Tamil Features

Margazhiyil Makkal Isai: Pa Ranjith’s Neelam Culture Brings Back Music Festival with Oppari, Parai and Folk Performances

One year ago, the walls of prominent sabhas in Chennai which have for generations only heard the sound of carnatic music during the Tamil month of Margazhi, listened to the beats of parai and the notes of ganaa. Director Pa Ranjith’s Neelam Cultural Centre formulated Margazhiyil Makkal Isai, a festival which was determined to bring the music of the people in spaces predominantly occupied by upper class and upper caste groups. 


Artists performing indigenous art forms like Naatupura Isai (folk songs) and Oppari who were earlier relegated just to the streets and community halls were asked to showcase their culture- the culture of the masses in spaces which were earlier made inaccessible to them.

“Neelam Cultural Centre had already been working on an initiative called Roots, where we conceptualised the idea of showcasing performances from age-old genres like Ganaa and Oppari which are largely recognised as art forms of the oppressed. Through Margazhiyil Makkal Isai, we wanted to bring together artists who would sing about the problems faced by society through these traditional art forms while also having performances of rap and hip hop,” said rapper Arivu, the curator of the festival. 

The festival is now back for its second edition between December 18 and 31 and will be touring other major cities in Tamil Nadu besides Chennai. The first leg of the festival will include performances by a total of 100 parai artists from in and around Usilampatti area at Madurai’s Gandhi Museum auditorium on December 18. Chitra auditorium in Coimbatore will see performances of the folk dance Jikkattam and the mix-genre band Casteless Collective, whose members include Arivu and ganaa singer and Bigg Boss 5 contestant Isaivani.

Chennai will see performances of parai, Ambedkarite songs and traditional folk songs. There will also be special days dedicated to song and dance forms by several tribal communities including the Irular and Palliyar from TN and the Koraga community from Southern Karnataka, says Arivu.

Margazhi has always given director Ranjith a feeling of impending festivity, he says. “People in my village would draw kolams outside their house. Those from both Hindu and Christian communities would often perform small religious ceremonies. I used to attend these events when I was young. However, the Tamil month in popular culture is still associated with certain communities who occupy these cultural spaces.
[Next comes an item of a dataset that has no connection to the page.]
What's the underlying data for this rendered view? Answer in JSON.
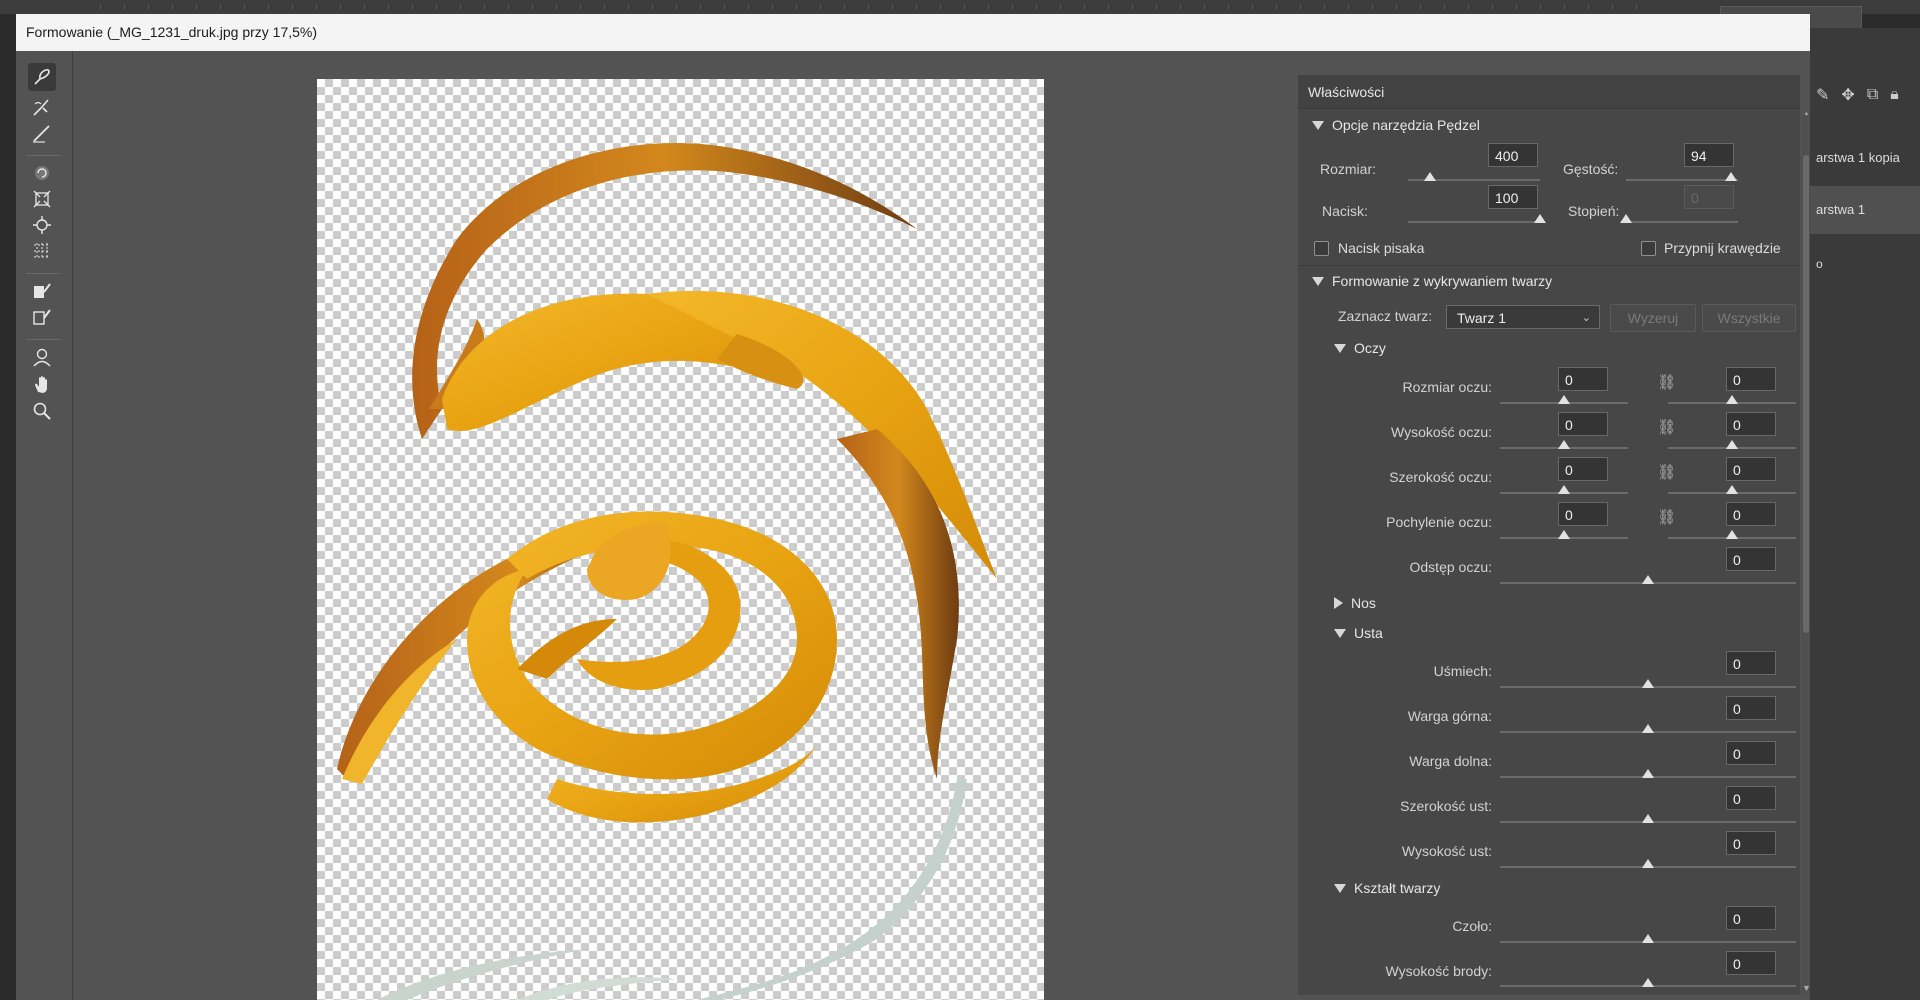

During my youth, I realised that songs – particularly those used in the African American movement towards equality in America – are similar to the things we would hear around us as they involve fighting from the margins. Strong voices of those like Nina Simone made me realise that songs had the power to fight oppression. It was time for a cultural revolution to stage mediums like Ganaa and Oppari,” he says. 

He adds that the festival will be a space for artists to connect and find a sense of oneness among themselves. Arivu adds that the most exciting part of planning the event over the last two months since restrictions have opened up post the second wave of COVID-19, has been convening with artists. 
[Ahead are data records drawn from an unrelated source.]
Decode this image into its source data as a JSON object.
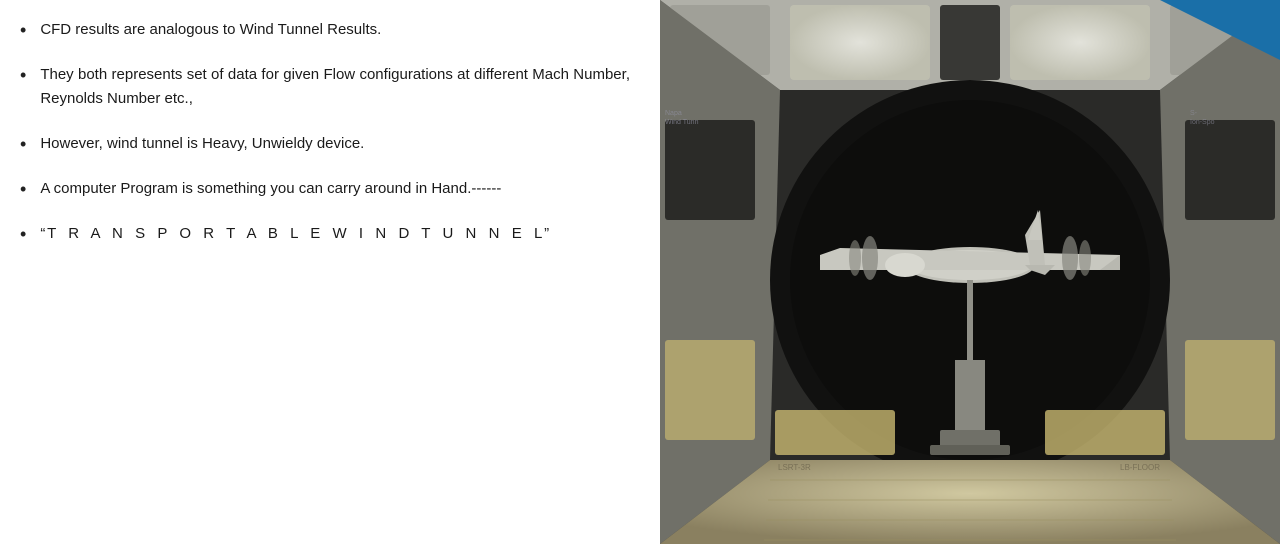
{
  "bullets": [
    {
      "id": "bullet-1",
      "text": "CFD results are analogous to Wind Tunnel Results."
    },
    {
      "id": "bullet-2",
      "text": "They both represents set of data for given Flow configurations at different Mach Number, Reynolds Number etc.,"
    },
    {
      "id": "bullet-3",
      "text": "However, wind tunnel is  Heavy, Unwieldy device."
    },
    {
      "id": "bullet-4",
      "text": "A computer Program is something you can carry around in Hand.------"
    },
    {
      "id": "bullet-5",
      "text": "“T R A N S P O R T A B L E   W I N D   T U N N E L”"
    }
  ],
  "accent_color": "#1a6fa8",
  "image_alt": "Wind tunnel interior with aircraft model"
}
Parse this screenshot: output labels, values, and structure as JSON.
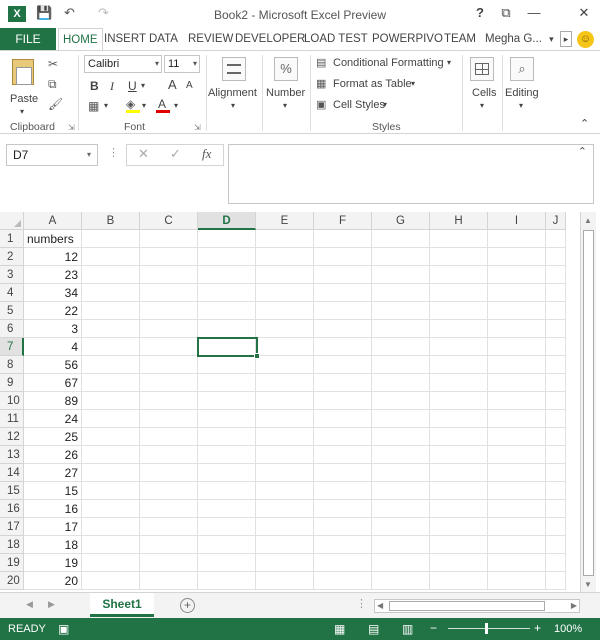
{
  "window": {
    "title": "Book2 - Microsoft Excel Preview",
    "help": "?",
    "restore": "⧉",
    "minimize": "—",
    "close": "✕"
  },
  "qat": {
    "save": "💾",
    "undo": "↶",
    "redo": "↷"
  },
  "tabs": {
    "file": "FILE",
    "items": [
      "HOME",
      "INSERT",
      "DATA",
      "REVIEW",
      "DEVELOPER",
      "LOAD TEST",
      "POWERPIVO",
      "TEAM"
    ],
    "user": "Megha G...",
    "user_arrow": "▾",
    "scroll": "▸"
  },
  "ribbon": {
    "clipboard": {
      "paste": "Paste",
      "label": "Clipboard"
    },
    "font": {
      "name": "Calibri",
      "size": "11",
      "bold": "B",
      "italic": "I",
      "underline": "U",
      "grow": "A",
      "shrink": "A",
      "label": "Font"
    },
    "alignment": {
      "label": "Alignment"
    },
    "number": {
      "label": "Number",
      "symbol": "%"
    },
    "styles": {
      "conditional": "Conditional Formatting",
      "format_table": "Format as Table",
      "cell_styles": "Cell Styles",
      "label": "Styles"
    },
    "cells": {
      "label": "Cells"
    },
    "editing": {
      "label": "Editing"
    },
    "collapse": "⌃"
  },
  "formula_bar": {
    "name_box": "D7",
    "cancel": "✕",
    "enter": "✓",
    "fx": "fx",
    "value": ""
  },
  "grid": {
    "columns": [
      "A",
      "B",
      "C",
      "D",
      "E",
      "F",
      "G",
      "H",
      "I",
      "J"
    ],
    "selected_column": "D",
    "selected_row": 7,
    "rows": [
      {
        "n": "1",
        "a": "numbers"
      },
      {
        "n": "2",
        "a": "12"
      },
      {
        "n": "3",
        "a": "23"
      },
      {
        "n": "4",
        "a": "34"
      },
      {
        "n": "5",
        "a": "22"
      },
      {
        "n": "6",
        "a": "3"
      },
      {
        "n": "7",
        "a": "4"
      },
      {
        "n": "8",
        "a": "56"
      },
      {
        "n": "9",
        "a": "67"
      },
      {
        "n": "10",
        "a": "89"
      },
      {
        "n": "11",
        "a": "24"
      },
      {
        "n": "12",
        "a": "25"
      },
      {
        "n": "13",
        "a": "26"
      },
      {
        "n": "14",
        "a": "27"
      },
      {
        "n": "15",
        "a": "15"
      },
      {
        "n": "16",
        "a": "16"
      },
      {
        "n": "17",
        "a": "17"
      },
      {
        "n": "18",
        "a": "18"
      },
      {
        "n": "19",
        "a": "19"
      },
      {
        "n": "20",
        "a": "20"
      }
    ]
  },
  "sheets": {
    "active": "Sheet1",
    "add": "+"
  },
  "status": {
    "text": "READY",
    "zoom": "100%",
    "zoom_minus": "−",
    "zoom_plus": "+"
  },
  "colors": {
    "accent": "#217346"
  }
}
“Tickets were sold out quickly last year and we did not anticipate the kind of crowds we saw then. It was great. This time it is going to be a blast with Madurai and Coimbatore on our schedule,” adds Isaivani, a key member of the Casteless Collective band. 


In addition to the performances, director Ranjith says that eight performers will be honoured the title of Isai Mamani  and will be handed a cash prize and shield. The artists performing folk art forms are rarely recognised in prominent public spaces despite allocating a significant amount of time to keeping their art form alive through performances, he says. “Performances which were once classified as undignified or were not allowed to enter the upper echelons of society will now be recognised here,” he adds.

Arivu says that the entire objective of the festival is an attempt at equality. “People often speak about the duality of culture and counterculture and often perceive a festival like in the counterculture lens. We are trying to say that this too is culture. This too is mainstream in the spaces where the marginalised artists are from. There is only inequality in art because there is inequality in society. We are moving forward towards an equal space,” he says.

(Silverscreen India is a media partner for Margazhiyil Makkal Isai)